Google apologizes for yesterday's lengthy Gmail outage
The response to an apparent Gmail issue seems mixed here at BetaNews -- some claim to have experienced email delays, while others noticed nothing. But, regardless of how real or wide-spread the problem was, a problem did exist and Google would like to explain how it happened in an effort to retain trust in its email service.
"We’d like to start by apologizing -- we realize that our users rely on Gmail to be always available and always fast, and for several hours we didn’t deliver. We have analyzed what happened, and we’ll tell you about it", begins Sabrina Farmer, Senior Site Reliability Engineering Manager for Gmail.
In a nutshell, Google attributes the problem to a double failure of the network, though claims the problems were coincidental and not related to one another. "The two network failures were unrelated, but in combination they reduced Gmail’s capacity to deliver messages to users", was all the search giant would explain. An inquiry from BetaNews to Google regarding more specific details has not been answered as of this writing.
The problems were detected at 5:54am PST on September 23rd and Google claims to have had them resolved by 4pm PST, which is still a large chunk of time to be without email, especially for business customers.
The company promises that it is "taking steps to ensure that there is sufficient network capacity, including backup capacity for Gmail, even in the event of a rare dual network failure.
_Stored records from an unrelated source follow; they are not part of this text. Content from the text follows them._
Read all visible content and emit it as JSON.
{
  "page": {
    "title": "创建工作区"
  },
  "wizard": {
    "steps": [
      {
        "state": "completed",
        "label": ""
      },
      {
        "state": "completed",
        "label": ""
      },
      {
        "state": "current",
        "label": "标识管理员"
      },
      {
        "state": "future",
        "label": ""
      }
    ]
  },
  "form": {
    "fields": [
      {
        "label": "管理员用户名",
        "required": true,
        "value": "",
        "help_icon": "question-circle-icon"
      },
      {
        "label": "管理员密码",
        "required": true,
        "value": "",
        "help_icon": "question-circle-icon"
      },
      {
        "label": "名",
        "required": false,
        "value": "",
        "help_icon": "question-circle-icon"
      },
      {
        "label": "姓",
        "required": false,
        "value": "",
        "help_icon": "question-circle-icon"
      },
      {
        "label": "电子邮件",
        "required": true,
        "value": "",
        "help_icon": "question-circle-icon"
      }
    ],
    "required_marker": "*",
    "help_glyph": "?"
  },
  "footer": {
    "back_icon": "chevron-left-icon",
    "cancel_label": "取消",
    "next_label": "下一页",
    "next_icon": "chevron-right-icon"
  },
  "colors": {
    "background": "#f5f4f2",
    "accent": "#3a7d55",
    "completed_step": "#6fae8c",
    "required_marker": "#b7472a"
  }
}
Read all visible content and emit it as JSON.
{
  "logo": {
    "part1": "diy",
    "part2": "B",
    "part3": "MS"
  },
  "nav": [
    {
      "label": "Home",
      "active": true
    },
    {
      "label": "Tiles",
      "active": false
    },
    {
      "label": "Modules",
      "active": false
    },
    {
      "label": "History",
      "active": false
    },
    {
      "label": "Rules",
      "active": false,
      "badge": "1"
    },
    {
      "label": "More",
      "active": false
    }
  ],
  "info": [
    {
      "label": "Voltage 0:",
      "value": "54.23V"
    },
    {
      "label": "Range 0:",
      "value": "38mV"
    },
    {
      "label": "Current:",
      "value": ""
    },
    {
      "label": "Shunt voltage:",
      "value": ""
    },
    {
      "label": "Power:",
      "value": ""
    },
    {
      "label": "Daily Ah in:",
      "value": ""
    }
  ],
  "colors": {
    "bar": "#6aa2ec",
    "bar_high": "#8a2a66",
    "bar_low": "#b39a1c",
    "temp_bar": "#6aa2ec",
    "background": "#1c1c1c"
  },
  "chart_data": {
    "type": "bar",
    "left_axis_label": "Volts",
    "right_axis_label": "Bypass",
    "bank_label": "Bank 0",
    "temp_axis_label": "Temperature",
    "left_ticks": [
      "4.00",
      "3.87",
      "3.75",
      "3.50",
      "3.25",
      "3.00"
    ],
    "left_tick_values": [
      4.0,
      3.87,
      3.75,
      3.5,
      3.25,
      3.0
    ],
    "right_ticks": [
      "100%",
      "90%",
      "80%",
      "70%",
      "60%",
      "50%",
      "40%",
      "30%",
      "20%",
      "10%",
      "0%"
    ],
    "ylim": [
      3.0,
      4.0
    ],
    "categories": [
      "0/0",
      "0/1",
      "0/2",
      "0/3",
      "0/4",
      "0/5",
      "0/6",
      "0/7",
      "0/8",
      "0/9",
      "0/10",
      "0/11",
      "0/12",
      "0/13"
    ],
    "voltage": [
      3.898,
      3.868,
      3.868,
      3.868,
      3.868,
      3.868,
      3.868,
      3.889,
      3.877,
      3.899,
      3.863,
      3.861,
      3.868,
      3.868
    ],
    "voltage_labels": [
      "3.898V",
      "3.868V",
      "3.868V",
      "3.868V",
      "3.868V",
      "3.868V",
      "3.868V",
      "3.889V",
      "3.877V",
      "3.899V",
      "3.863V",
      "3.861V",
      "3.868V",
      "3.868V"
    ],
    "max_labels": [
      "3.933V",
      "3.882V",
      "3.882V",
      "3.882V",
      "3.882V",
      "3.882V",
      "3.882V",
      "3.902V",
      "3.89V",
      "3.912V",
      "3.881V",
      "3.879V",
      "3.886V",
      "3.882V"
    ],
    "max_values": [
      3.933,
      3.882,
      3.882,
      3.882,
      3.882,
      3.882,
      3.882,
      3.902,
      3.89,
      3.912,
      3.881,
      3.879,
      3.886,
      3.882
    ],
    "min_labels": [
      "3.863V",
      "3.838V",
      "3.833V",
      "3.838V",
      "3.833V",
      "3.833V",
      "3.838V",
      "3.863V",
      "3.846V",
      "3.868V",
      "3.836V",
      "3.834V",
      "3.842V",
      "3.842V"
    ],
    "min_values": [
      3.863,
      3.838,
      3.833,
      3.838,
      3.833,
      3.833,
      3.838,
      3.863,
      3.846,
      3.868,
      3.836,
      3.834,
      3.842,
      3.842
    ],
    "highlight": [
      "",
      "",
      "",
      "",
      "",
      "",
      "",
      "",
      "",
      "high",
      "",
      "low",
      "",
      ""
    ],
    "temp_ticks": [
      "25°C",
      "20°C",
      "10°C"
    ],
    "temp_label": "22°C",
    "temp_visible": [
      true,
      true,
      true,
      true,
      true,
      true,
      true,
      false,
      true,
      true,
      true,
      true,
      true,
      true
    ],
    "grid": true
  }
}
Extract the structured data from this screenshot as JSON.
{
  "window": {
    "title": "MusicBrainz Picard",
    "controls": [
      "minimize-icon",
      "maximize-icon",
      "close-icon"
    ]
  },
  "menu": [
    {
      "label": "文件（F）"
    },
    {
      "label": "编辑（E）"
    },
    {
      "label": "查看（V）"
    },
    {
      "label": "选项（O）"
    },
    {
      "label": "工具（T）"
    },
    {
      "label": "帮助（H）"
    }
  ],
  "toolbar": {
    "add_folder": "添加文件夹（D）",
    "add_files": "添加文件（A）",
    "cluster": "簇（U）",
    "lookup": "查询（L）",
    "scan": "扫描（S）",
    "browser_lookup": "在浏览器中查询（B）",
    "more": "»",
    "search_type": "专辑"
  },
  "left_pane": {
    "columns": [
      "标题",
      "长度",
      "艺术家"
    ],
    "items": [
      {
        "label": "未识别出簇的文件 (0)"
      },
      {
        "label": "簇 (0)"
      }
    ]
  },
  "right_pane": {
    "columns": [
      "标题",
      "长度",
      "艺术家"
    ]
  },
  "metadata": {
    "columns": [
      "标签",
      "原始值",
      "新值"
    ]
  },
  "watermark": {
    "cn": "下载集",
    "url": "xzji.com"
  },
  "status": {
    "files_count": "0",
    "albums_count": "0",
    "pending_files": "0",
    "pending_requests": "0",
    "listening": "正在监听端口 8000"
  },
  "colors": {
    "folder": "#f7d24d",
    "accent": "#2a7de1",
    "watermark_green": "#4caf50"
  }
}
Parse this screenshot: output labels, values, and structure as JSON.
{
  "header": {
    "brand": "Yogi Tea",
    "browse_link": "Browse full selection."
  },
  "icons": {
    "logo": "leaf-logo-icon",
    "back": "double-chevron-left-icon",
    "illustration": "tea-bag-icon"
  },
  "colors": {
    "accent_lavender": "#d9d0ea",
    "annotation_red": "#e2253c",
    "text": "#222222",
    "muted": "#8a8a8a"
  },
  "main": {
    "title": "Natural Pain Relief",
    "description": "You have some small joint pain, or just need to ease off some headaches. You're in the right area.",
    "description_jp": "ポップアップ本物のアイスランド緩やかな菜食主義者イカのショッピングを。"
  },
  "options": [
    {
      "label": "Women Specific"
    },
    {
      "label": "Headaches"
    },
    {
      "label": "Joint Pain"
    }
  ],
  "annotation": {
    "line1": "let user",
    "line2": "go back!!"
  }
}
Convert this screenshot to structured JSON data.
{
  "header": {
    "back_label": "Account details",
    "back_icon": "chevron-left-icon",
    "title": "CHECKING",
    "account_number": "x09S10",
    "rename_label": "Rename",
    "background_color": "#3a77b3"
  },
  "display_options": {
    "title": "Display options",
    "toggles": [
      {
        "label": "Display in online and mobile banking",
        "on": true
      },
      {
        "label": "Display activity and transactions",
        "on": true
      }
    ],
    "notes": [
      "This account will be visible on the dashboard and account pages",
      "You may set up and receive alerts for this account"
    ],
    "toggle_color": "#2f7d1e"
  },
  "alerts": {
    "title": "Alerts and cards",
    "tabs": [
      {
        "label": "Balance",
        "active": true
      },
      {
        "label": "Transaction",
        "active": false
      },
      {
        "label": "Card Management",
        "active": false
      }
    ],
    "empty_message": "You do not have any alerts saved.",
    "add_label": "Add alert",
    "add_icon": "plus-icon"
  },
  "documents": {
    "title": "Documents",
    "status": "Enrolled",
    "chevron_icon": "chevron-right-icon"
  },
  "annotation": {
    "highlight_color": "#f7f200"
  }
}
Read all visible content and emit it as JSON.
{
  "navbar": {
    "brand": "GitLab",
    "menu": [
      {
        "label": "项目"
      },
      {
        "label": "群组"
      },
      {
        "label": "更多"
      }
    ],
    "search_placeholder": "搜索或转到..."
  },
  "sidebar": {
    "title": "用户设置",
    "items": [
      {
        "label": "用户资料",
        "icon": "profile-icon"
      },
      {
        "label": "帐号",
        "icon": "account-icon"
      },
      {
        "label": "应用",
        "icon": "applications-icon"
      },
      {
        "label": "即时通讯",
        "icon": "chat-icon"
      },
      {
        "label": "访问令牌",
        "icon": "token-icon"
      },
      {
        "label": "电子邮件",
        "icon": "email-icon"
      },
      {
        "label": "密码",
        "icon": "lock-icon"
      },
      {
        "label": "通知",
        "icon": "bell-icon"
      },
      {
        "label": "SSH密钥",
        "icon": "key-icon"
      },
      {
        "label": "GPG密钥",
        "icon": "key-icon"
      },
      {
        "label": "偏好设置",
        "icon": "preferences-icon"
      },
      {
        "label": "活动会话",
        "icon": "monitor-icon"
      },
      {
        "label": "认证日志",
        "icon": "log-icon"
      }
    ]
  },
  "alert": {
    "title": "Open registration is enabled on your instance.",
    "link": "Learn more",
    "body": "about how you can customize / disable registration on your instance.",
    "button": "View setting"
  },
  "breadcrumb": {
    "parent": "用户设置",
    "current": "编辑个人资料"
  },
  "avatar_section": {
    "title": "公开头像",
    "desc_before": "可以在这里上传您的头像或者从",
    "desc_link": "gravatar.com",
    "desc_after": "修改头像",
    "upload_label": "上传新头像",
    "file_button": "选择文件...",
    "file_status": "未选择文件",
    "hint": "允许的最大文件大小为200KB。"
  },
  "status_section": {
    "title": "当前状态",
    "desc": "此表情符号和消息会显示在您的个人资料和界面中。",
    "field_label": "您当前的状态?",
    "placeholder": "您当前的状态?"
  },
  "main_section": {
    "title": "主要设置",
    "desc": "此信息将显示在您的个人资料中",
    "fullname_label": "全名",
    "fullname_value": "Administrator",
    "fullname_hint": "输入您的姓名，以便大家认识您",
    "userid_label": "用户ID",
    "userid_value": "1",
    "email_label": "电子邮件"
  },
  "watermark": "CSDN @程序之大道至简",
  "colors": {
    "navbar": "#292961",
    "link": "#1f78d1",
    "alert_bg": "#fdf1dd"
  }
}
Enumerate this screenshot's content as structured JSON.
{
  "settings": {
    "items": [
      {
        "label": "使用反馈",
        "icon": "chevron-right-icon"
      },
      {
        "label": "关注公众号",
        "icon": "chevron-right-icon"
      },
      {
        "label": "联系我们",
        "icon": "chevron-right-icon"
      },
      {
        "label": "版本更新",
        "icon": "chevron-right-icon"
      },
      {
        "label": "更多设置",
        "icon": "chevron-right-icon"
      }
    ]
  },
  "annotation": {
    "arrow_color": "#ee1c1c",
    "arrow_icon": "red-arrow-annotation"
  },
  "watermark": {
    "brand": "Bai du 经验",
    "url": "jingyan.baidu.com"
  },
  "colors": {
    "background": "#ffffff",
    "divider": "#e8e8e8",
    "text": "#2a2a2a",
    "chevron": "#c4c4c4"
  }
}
We also plan to make changes to make Gmail message delivery more resilient to a network capacity shortfall in the unlikely event that one occurs in the future. Finally, we’re updating our internal practices so that we can more quickly and effectively respond to network issues. We’ll be working on all of these improvements and more over the next few weeks".
Google promises 99.9-percent uptime and claims this glitch did not affect that statistic. It also refrained from pointing out the recent shortcomings of rival Outlook.com, which experienced issues as well.
Cloud-based services are never going to be completely without problems, but today's more robust services manage to come fairly close on most days.
Did you notice any problems with Gmail?
Update: Google has replied, but given no further clarification -- "The information in the post is what we can share at the moment".